Any approach you take is going to have its pros and cons. To me the most critical part is to understand your costs and cash burn rate. Then look really hard at the numbers and seriously, in your heart of hearts, ask…. can we make money doing it this way. If the answer comes back positive go for it, if the answer is negative or marginal, consider the alternatives above. proves that actions are better than words

I’ve just had the opportunity to catch up on the events of Dreamforce, I must say i am surprised about the lack of attention that their announcements are getting in the blogging community. I dent get it because all of their initiatives are at the forefront of cloud computing. They also have significant ramifications for their competitors. (incidentally who ARE their competitors is a interesting questions.

Lets quickly recap what was announced. Firstly a mashup with Facebook.
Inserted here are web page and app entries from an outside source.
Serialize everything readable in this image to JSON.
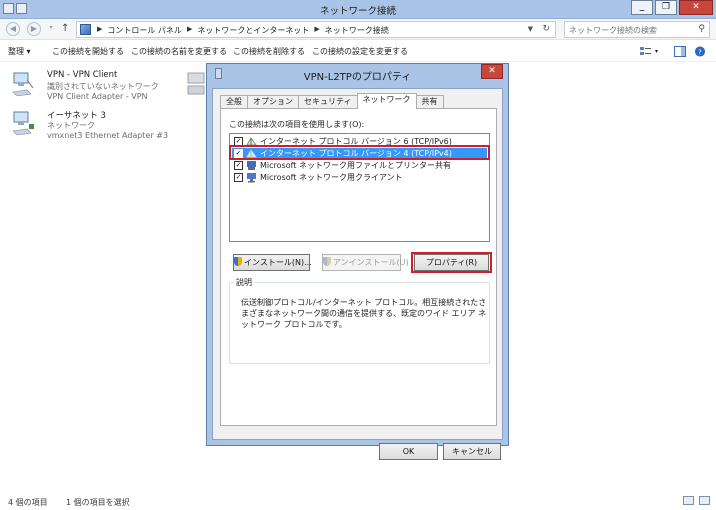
{
  "window": {
    "title": "ネットワーク接続",
    "minimize": "_",
    "maximize": "❐",
    "close": "✕"
  },
  "address": {
    "crumbs": [
      "コントロール パネル",
      "ネットワークとインターネット",
      "ネットワーク接続"
    ],
    "search_placeholder": "ネットワーク接続の検索"
  },
  "toolbar": {
    "organize": "整理 ▾",
    "start": "この接続を開始する",
    "rename": "この接続の名前を変更する",
    "delete": "この接続を削除する",
    "settings": "この接続の設定を変更する"
  },
  "connections": [
    {
      "name": "VPN - VPN Client",
      "status": "識別されていないネットワーク",
      "adapter": "VPN Client Adapter - VPN"
    },
    {
      "name": "イーサネット 3",
      "status": "ネットワーク",
      "adapter": "vmxnet3 Ethernet Adapter #3"
    }
  ],
  "status": {
    "count": "4 個の項目",
    "selected": "1 個の項目を選択"
  },
  "dialog": {
    "title": "VPN-L2TPのプロパティ",
    "close": "✕",
    "tabs": [
      "全般",
      "オプション",
      "セキュリティ",
      "ネットワーク",
      "共有"
    ],
    "active_tab": "ネットワーク",
    "uses_label": "この接続は次の項目を使用します(O):",
    "items": [
      {
        "label": "インターネット プロトコル バージョン 6 (TCP/IPv6)",
        "checked": "✓"
      },
      {
        "label": "インターネット プロトコル バージョン 4 (TCP/IPv4)",
        "checked": "✓"
      },
      {
        "label": "Microsoft ネットワーク用ファイルとプリンター共有",
        "checked": "✓"
      },
      {
        "label": "Microsoft ネットワーク用クライアント",
        "checked": "✓"
      }
    ],
    "install": "インストール(N)...",
    "uninstall": "アンインストール(U)",
    "properties": "プロパティ(R)",
    "description_label": "説明",
    "description": "伝送制御プロトコル/インターネット プロトコル。相互接続されたさまざまなネットワーク間の通信を提供する、既定のワイド エリア ネットワーク プロトコルです。",
    "ok": "OK",
    "cancel": "キャンセル"
  },
  "colors": {
    "titlebar": "#a9c4e6",
    "selection": "#3399ff",
    "highlight_box": "#d21e28",
    "close_button": "#c9463d"
  }
}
Secondly integration with Amazon so that SF.DC becomes the orchestration layer to E2C. And the Google Apps integration.

What’s really important to understand her is the evolution of SFDC business model. The facebook ( & LinkedIN) tie up allows them to move from a B2B business to a B2C. They are effectively providing their infrastructure policy & orchestration layers to their customers. This does several things. It makes them very sticky. It drives enormous scale. It gives them access to the mother of all Identity stores. Most compelling is that the viral nature of the social web enables them to make you, the FB user their headhunter, lead finder or product evangelist. It makes them a huge transaction hub , and once you’re there you effectively cant be displaced. The reason for that is you become the centre of gravity (or you get to dictate terms!) check this out for much more detail.
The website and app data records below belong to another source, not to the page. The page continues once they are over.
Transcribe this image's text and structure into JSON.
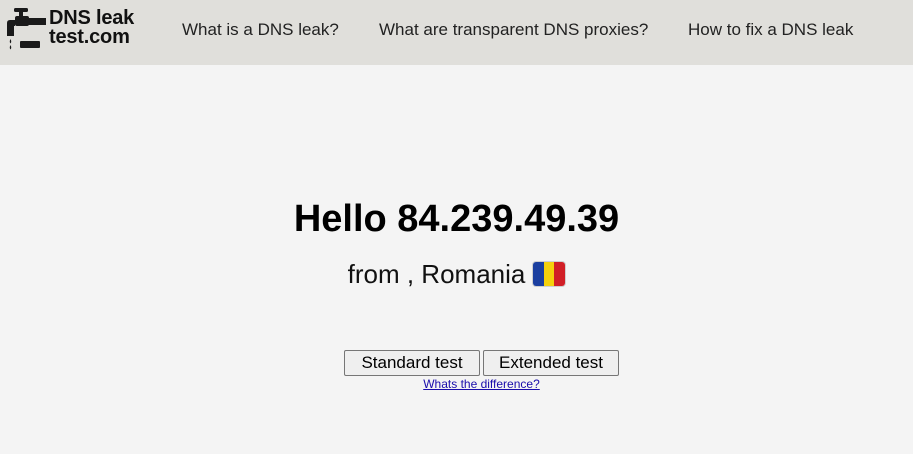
{
  "header": {
    "logo": {
      "line1": "DNS leak",
      "line2": "test.com",
      "icon": "faucet-icon"
    },
    "nav": [
      {
        "label": "What is a DNS leak?"
      },
      {
        "label": "What are transparent DNS proxies?"
      },
      {
        "label": "How to fix a DNS leak"
      }
    ]
  },
  "main": {
    "hello": "Hello 84.239.49.39",
    "from": "from , Romania",
    "flag": "romania-flag-icon",
    "buttons": {
      "standard": "Standard test",
      "extended": "Extended test"
    },
    "difference_link": "Whats the difference?"
  },
  "colors": {
    "header_bg": "#e0dfdb",
    "page_bg": "#f4f4f4",
    "link": "#1a0dab"
  }
}
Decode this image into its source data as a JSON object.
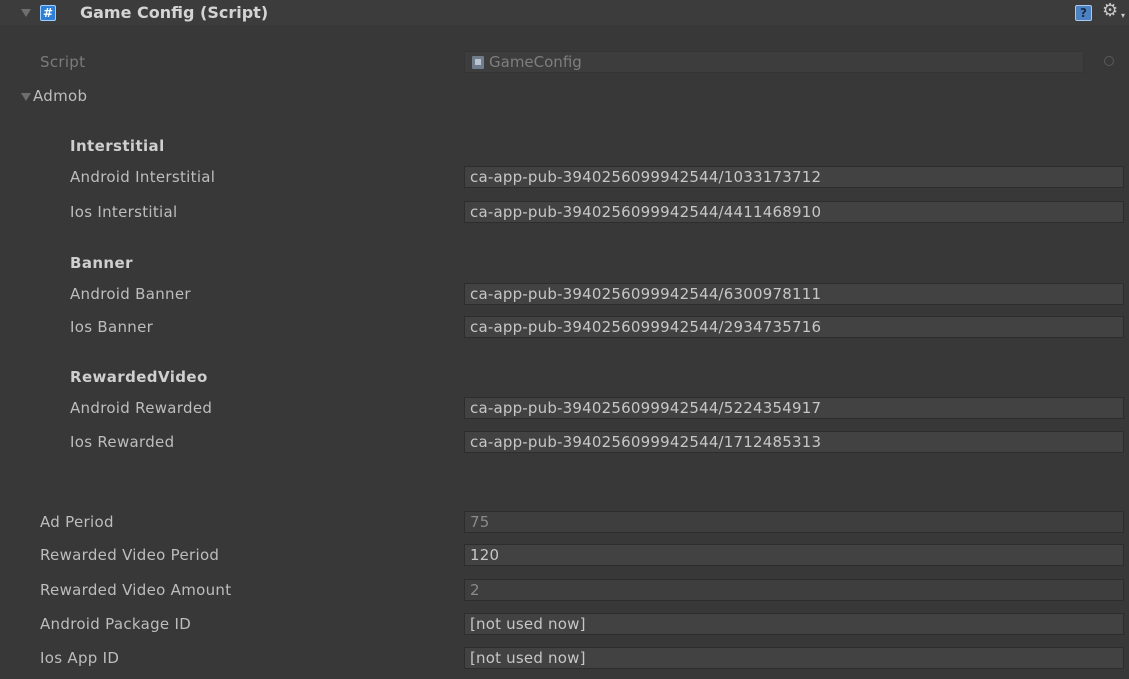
{
  "component": {
    "title": "Game Config (Script)",
    "icon": "csharp-script-icon"
  },
  "script_row": {
    "label": "Script",
    "value": "GameConfig"
  },
  "admob": {
    "label": "Admob",
    "sections": [
      {
        "title": "Interstitial",
        "fields": [
          {
            "label": "Android Interstitial",
            "value": "ca-app-pub-3940256099942544/1033173712"
          },
          {
            "label": "Ios Interstitial",
            "value": "ca-app-pub-3940256099942544/4411468910"
          }
        ]
      },
      {
        "title": "Banner",
        "fields": [
          {
            "label": "Android Banner",
            "value": "ca-app-pub-3940256099942544/6300978111"
          },
          {
            "label": "Ios Banner",
            "value": "ca-app-pub-3940256099942544/2934735716"
          }
        ]
      },
      {
        "title": "RewardedVideo",
        "fields": [
          {
            "label": "Android Rewarded",
            "value": "ca-app-pub-3940256099942544/5224354917"
          },
          {
            "label": "Ios Rewarded",
            "value": "ca-app-pub-3940256099942544/1712485313"
          }
        ]
      }
    ]
  },
  "settings": [
    {
      "label": "Ad Period",
      "value": "75"
    },
    {
      "label": "Rewarded Video Period",
      "value": "120"
    },
    {
      "label": "Rewarded Video Amount",
      "value": "2"
    },
    {
      "label": "Android Package ID",
      "value": "[not used now]"
    },
    {
      "label": "Ios App ID",
      "value": "[not used now]"
    }
  ]
}
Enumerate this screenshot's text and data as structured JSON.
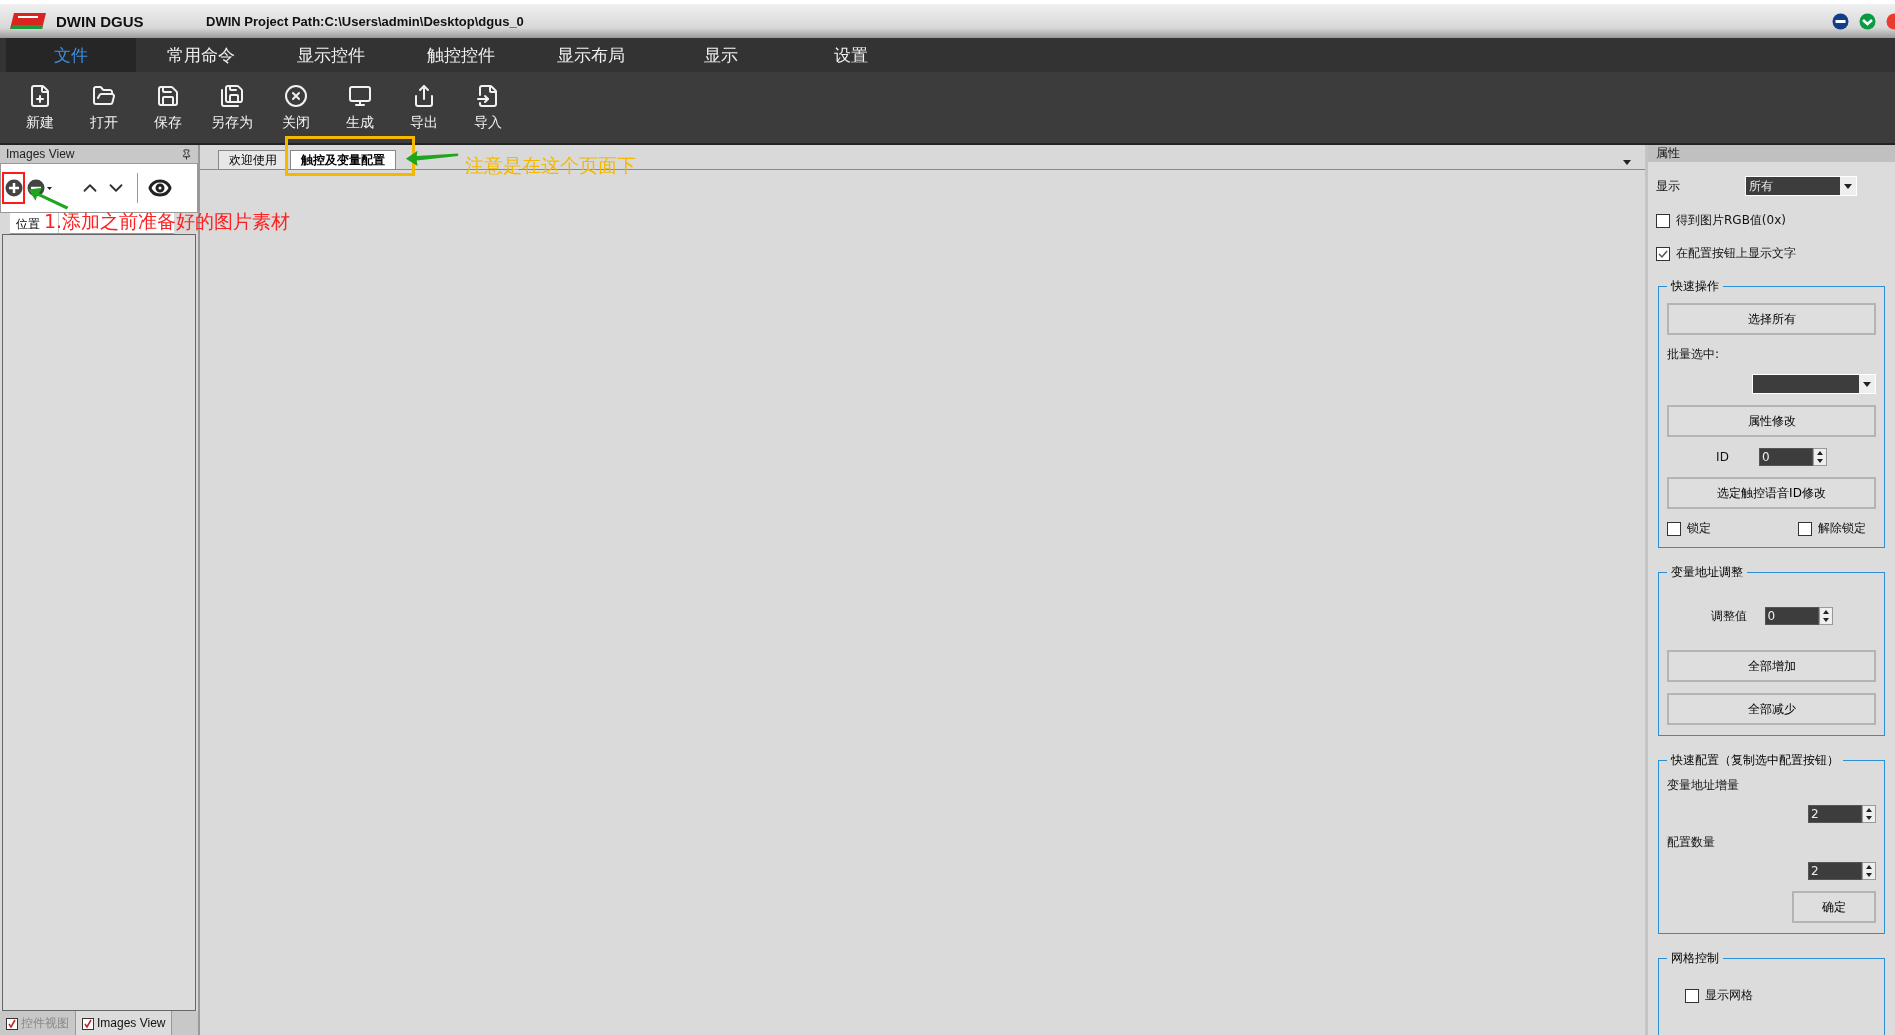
{
  "window": {
    "app_name": "DWIN DGUS",
    "title": "DWIN Project Path:C:\\Users\\admin\\Desktop\\dgus_0"
  },
  "menu": [
    {
      "label": "文件",
      "selected": true
    },
    {
      "label": "常用命令",
      "selected": false
    },
    {
      "label": "显示控件",
      "selected": false
    },
    {
      "label": "触控控件",
      "selected": false
    },
    {
      "label": "显示布局",
      "selected": false
    },
    {
      "label": "显示",
      "selected": false
    },
    {
      "label": "设置",
      "selected": false
    }
  ],
  "toolbar": [
    {
      "label": "新建",
      "kind": "new"
    },
    {
      "label": "打开",
      "kind": "open"
    },
    {
      "label": "保存",
      "kind": "save"
    },
    {
      "label": "另存为",
      "kind": "saveas"
    },
    {
      "label": "关闭",
      "kind": "close"
    },
    {
      "label": "生成",
      "kind": "build"
    },
    {
      "label": "导出",
      "kind": "export"
    },
    {
      "label": "导入",
      "kind": "import"
    }
  ],
  "images_view": {
    "title": "Images View",
    "columns": [
      "位置"
    ]
  },
  "document_tabs": [
    {
      "label": "欢迎使用",
      "selected": false
    },
    {
      "label": "触控及变量配置",
      "selected": true
    }
  ],
  "properties": {
    "title": "属性",
    "display_label": "显示",
    "display_value": "所有",
    "checkboxes": [
      {
        "label": "得到图片RGB值(0x)",
        "checked": false
      },
      {
        "label": "在配置按钮上显示文字",
        "checked": true
      }
    ],
    "quick_ops": {
      "title": "快速操作",
      "select_all": "选择所有",
      "batch_label": "批量选中:",
      "modify": "属性修改",
      "id_label": "ID",
      "id_value": "0",
      "voice_modify": "选定触控语音ID修改",
      "locks": [
        {
          "label": "锁定",
          "checked": false
        },
        {
          "label": "解除锁定",
          "checked": false
        }
      ]
    },
    "address_adjust": {
      "title": "变量地址调整",
      "adjust_label": "调整值",
      "adjust_value": "0",
      "increase": "全部增加",
      "decrease": "全部减少"
    },
    "quick_config": {
      "title": "快速配置（复制选中配置按钮）",
      "increment_label": "变量地址增量",
      "increment_value": "2",
      "count_label": "配置数量",
      "count_value": "2",
      "ok": "确定"
    },
    "grid": {
      "title": "网格控制",
      "show_grid": {
        "label": "显示网格",
        "checked": false
      }
    }
  },
  "bottom_tabs": [
    {
      "label": "控件视图",
      "selected": false
    },
    {
      "label": "Images View",
      "selected": true
    }
  ],
  "annotations": [
    {
      "kind": "red",
      "text": "1.添加之前准备好的图片素材"
    },
    {
      "kind": "orange",
      "text": "注意是在这个页面下"
    }
  ]
}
The second powerful theme is the evolution of PaaS. This is a much more mature play in that it effectively leverages the AAA, policy , rules and control layers that SFDC invested in for their own platform, to provision services in other cloud platforms. This is clever for a number of reasons. Firstly the customer is owned by SFDC in so far as they are the primary provider. Secondly it effectively relegates and controls where the other cloud play. Thirdly they *could* become the default start position for cloud services as ubiquitous as ‘Google’ is when you think of search.

This is a massively powerful position that SFDC are aiming for. If they are fast (and this is a race strategy) and don’t scare partners too much with the degree of control then this is a ambitious and winning play unfolding…
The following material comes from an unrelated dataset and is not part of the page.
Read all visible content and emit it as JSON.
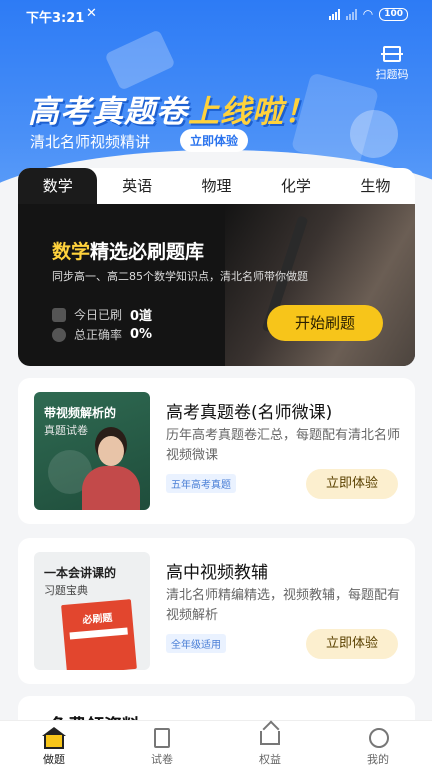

SaaS in nappies


Think people, think…


Ben Kepes posted on about how both Salesboom and Netsuite are both aggressively targeting’s customer base. This is bad strategy people, you need to think this through. Here’s why.

Firstly, think about who your competitor is? SaaS accounts for only 14% of the total CRM market. To me that clearly states that the SaaS competitors are the on-premise crowd. The ones with 86% of the market…. or the other $9bn dollars.

Secondly, think about what you are doing to the collective profit pool. Both propositions are cost based. So not only are you not growing the total SaaS profit pool by growing the market, you are cutting your own throats in  a price war that doesn’t need to happen yet. There is enough growth potential left in SaaS CRM for you to happily maintain your margins! If you keep this up you are forever trashing the profit pool. 

Thirdly, think about the global economic climate. Think about the recent announcements from SAP and how they are hurting, think about how the SaaS market could benefit from this perfect storm (I said it, Gigaom said it, Zoli said it). You have a fantastic opportunity to win SaaS Greenfield customers here, don’t pass it up.

Business strategy is a lot more than figuring out what your customers want, especially in a growth market. Looking at your peer (as opposed to competitor) organisations pricing should be done, but not only with a view to competition. Also to a view as to what signals are they sending here. If they put out a price that is seems high, it can mean they are saying we reckon there is a load of profit here, lets keep it that way. 

To this end I am sometimes of the opinion that SaaS companies are in their infancy in terms of maturity of thinking, let alone market position. This just seems a like a beginners error to me…